Every entry in the listing below is to be output unchanged.

--- EXTRACTED RECORDS Enclosed Below ---

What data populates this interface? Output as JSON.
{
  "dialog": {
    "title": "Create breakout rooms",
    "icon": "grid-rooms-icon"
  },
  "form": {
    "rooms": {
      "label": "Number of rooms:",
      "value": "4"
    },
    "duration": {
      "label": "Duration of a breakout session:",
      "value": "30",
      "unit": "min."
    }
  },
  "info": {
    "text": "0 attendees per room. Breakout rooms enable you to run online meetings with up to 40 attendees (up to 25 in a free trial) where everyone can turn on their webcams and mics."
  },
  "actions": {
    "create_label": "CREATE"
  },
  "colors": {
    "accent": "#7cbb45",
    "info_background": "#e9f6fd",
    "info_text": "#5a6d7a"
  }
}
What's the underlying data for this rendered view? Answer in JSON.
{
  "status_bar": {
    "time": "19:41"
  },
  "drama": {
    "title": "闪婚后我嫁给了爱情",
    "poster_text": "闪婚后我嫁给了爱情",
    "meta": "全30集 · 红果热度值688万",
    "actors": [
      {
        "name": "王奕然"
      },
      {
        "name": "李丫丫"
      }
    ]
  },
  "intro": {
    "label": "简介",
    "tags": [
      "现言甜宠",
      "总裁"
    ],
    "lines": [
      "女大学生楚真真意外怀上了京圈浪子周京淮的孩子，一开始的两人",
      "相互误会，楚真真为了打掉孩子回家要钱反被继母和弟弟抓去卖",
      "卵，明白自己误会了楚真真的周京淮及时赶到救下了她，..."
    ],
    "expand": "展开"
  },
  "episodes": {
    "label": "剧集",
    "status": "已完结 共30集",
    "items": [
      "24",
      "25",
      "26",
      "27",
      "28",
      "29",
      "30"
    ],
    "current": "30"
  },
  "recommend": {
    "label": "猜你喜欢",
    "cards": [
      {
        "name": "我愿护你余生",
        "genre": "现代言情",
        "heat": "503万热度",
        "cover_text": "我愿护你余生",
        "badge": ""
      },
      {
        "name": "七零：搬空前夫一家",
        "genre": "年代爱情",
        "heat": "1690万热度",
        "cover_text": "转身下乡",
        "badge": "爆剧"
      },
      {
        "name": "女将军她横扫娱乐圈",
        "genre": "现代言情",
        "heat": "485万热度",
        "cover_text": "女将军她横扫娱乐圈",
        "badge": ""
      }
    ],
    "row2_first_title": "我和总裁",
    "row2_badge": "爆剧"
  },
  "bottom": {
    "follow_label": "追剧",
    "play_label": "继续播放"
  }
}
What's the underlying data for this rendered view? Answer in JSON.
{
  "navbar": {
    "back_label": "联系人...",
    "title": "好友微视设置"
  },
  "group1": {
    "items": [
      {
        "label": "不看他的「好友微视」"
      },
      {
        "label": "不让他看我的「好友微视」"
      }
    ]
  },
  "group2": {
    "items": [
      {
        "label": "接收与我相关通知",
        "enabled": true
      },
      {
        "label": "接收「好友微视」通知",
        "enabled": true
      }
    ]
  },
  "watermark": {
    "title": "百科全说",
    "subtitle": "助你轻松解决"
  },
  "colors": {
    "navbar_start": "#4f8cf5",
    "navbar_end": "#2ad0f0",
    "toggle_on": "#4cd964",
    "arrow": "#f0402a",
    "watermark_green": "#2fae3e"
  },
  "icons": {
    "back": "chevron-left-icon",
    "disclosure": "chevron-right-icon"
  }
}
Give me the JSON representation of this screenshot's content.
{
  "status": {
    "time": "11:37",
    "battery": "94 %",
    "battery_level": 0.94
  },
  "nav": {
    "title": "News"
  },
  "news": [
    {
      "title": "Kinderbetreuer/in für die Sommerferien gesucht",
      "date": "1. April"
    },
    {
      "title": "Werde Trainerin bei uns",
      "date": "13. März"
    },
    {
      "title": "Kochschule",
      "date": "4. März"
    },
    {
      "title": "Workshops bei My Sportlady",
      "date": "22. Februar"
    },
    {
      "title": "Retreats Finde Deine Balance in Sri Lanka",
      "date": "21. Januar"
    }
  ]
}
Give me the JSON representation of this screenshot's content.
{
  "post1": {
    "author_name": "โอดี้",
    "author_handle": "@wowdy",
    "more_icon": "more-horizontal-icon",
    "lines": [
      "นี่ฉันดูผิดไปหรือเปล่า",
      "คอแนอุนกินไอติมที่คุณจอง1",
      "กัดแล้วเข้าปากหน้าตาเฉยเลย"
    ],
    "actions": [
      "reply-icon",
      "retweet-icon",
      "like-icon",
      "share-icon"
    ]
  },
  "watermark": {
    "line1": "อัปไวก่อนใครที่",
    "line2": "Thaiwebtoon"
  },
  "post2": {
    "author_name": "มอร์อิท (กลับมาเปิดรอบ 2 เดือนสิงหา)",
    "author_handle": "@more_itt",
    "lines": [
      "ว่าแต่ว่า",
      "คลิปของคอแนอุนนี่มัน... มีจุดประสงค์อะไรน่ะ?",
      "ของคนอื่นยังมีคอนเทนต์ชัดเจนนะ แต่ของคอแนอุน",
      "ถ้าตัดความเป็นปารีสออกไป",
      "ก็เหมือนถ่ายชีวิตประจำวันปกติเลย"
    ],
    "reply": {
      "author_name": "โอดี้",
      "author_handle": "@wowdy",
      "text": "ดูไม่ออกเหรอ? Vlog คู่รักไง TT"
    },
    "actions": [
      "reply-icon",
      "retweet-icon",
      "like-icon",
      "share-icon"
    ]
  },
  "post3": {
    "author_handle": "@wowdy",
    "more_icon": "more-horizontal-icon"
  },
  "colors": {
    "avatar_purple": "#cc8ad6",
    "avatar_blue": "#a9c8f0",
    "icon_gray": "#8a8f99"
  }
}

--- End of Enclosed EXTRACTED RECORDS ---

→ **ANSWER BOX**:
What data populates this interface? Output as JSON.
{
  "dialog": {
    "title": "Create breakout rooms",
    "icon": "grid-rooms-icon"
  },
  "form": {
    "rooms": {
      "label": "Number of rooms:",
      "value": "4"
    },
    "duration": {
      "label": "Duration of a breakout session:",
      "value": "30",
      "unit": "min."
    }
  },
  "info": {
    "text": "0 attendees per room. Breakout rooms enable you to run online meetings with up to 40 attendees (up to 25 in a free trial) where everyone can turn on their webcams and mics."
  },
  "actions": {
    "create_label": "CREATE"
  },
  "colors": {
    "accent": "#7cbb45",
    "info_background": "#e9f6fd",
    "info_text": "#5a6d7a"
  }
}
What's the underlying data for this rendered view? Answer in JSON.
{
  "status_bar": {
    "time": "19:41"
  },
  "drama": {
    "title": "闪婚后我嫁给了爱情",
    "poster_text": "闪婚后我嫁给了爱情",
    "meta": "全30集 · 红果热度值688万",
    "actors": [
      {
        "name": "王奕然"
      },
      {
        "name": "李丫丫"
      }
    ]
  },
  "intro": {
    "label": "简介",
    "tags": [
      "现言甜宠",
      "总裁"
    ],
    "lines": [
      "女大学生楚真真意外怀上了京圈浪子周京淮的孩子，一开始的两人",
      "相互误会，楚真真为了打掉孩子回家要钱反被继母和弟弟抓去卖",
      "卵，明白自己误会了楚真真的周京淮及时赶到救下了她，..."
    ],
    "expand": "展开"
  },
  "episodes": {
    "label": "剧集",
    "status": "已完结 共30集",
    "items": [
      "24",
      "25",
      "26",
      "27",
      "28",
      "29",
      "30"
    ],
    "current": "30"
  },
  "recommend": {
    "label": "猜你喜欢",
    "cards": [
      {
        "name": "我愿护你余生",
        "genre": "现代言情",
        "heat": "503万热度",
        "cover_text": "我愿护你余生",
        "badge": ""
      },
      {
        "name": "七零：搬空前夫一家",
        "genre": "年代爱情",
        "heat": "1690万热度",
        "cover_text": "转身下乡",
        "badge": "爆剧"
      },
      {
        "name": "女将军她横扫娱乐圈",
        "genre": "现代言情",
        "heat": "485万热度",
        "cover_text": "女将军她横扫娱乐圈",
        "badge": ""
      }
    ],
    "row2_first_title": "我和总裁",
    "row2_badge": "爆剧"
  },
  "bottom": {
    "follow_label": "追剧",
    "play_label": "继续播放"
  }
}
What's the underlying data for this rendered view? Answer in JSON.
{
  "navbar": {
    "back_label": "联系人...",
    "title": "好友微视设置"
  },
  "group1": {
    "items": [
      {
        "label": "不看他的「好友微视」"
      },
      {
        "label": "不让他看我的「好友微视」"
      }
    ]
  },
  "group2": {
    "items": [
      {
        "label": "接收与我相关通知",
        "enabled": true
      },
      {
        "label": "接收「好友微视」通知",
        "enabled": true
      }
    ]
  },
  "watermark": {
    "title": "百科全说",
    "subtitle": "助你轻松解决"
  },
  "colors": {
    "navbar_start": "#4f8cf5",
    "navbar_end": "#2ad0f0",
    "toggle_on": "#4cd964",
    "arrow": "#f0402a",
    "watermark_green": "#2fae3e"
  },
  "icons": {
    "back": "chevron-left-icon",
    "disclosure": "chevron-right-icon"
  }
}
Give me the JSON representation of this screenshot's content.
{
  "status": {
    "time": "11:37",
    "battery": "94 %",
    "battery_level": 0.94
  },
  "nav": {
    "title": "News"
  },
  "news": [
    {
      "title": "Kinderbetreuer/in für die Sommerferien gesucht",
      "date": "1. April"
    },
    {
      "title": "Werde Trainerin bei uns",
      "date": "13. März"
    },
    {
      "title": "Kochschule",
      "date": "4. März"
    },
    {
      "title": "Workshops bei My Sportlady",
      "date": "22. Februar"
    },
    {
      "title": "Retreats Finde Deine Balance in Sri Lanka",
      "date": "21. Januar"
    }
  ]
}
Give me the JSON representation of this screenshot's content.
{
  "post1": {
    "author_name": "โอดี้",
    "author_handle": "@wowdy",
    "more_icon": "more-horizontal-icon",
    "lines": [
      "นี่ฉันดูผิดไปหรือเปล่า",
      "คอแนอุนกินไอติมที่คุณจอง1",
      "กัดแล้วเข้าปากหน้าตาเฉยเลย"
    ],
    "actions": [
      "reply-icon",
      "retweet-icon",
      "like-icon",
      "share-icon"
    ]
  },
  "watermark": {
    "line1": "อัปไวก่อนใครที่",
    "line2": "Thaiwebtoon"
  },
  "post2": {
    "author_name": "มอร์อิท (กลับมาเปิดรอบ 2 เดือนสิงหา)",
    "author_handle": "@more_itt",
    "lines": [
      "ว่าแต่ว่า",
      "คลิปของคอแนอุนนี่มัน... มีจุดประสงค์อะไรน่ะ?",
      "ของคนอื่นยังมีคอนเทนต์ชัดเจนนะ แต่ของคอแนอุน",
      "ถ้าตัดความเป็นปารีสออกไป",
      "ก็เหมือนถ่ายชีวิตประจำวันปกติเลย"
    ],
    "reply": {
      "author_name": "โอดี้",
      "author_handle": "@wowdy",
      "text": "ดูไม่ออกเหรอ? Vlog คู่รักไง TT"
    },
    "actions": [
      "reply-icon",
      "retweet-icon",
      "like-icon",
      "share-icon"
    ]
  },
  "post3": {
    "author_handle": "@wowdy",
    "more_icon": "more-horizontal-icon"
  },
  "colors": {
    "avatar_purple": "#cc8ad6",
    "avatar_blue": "#a9c8f0",
    "icon_gray": "#8a8f99"
  }
}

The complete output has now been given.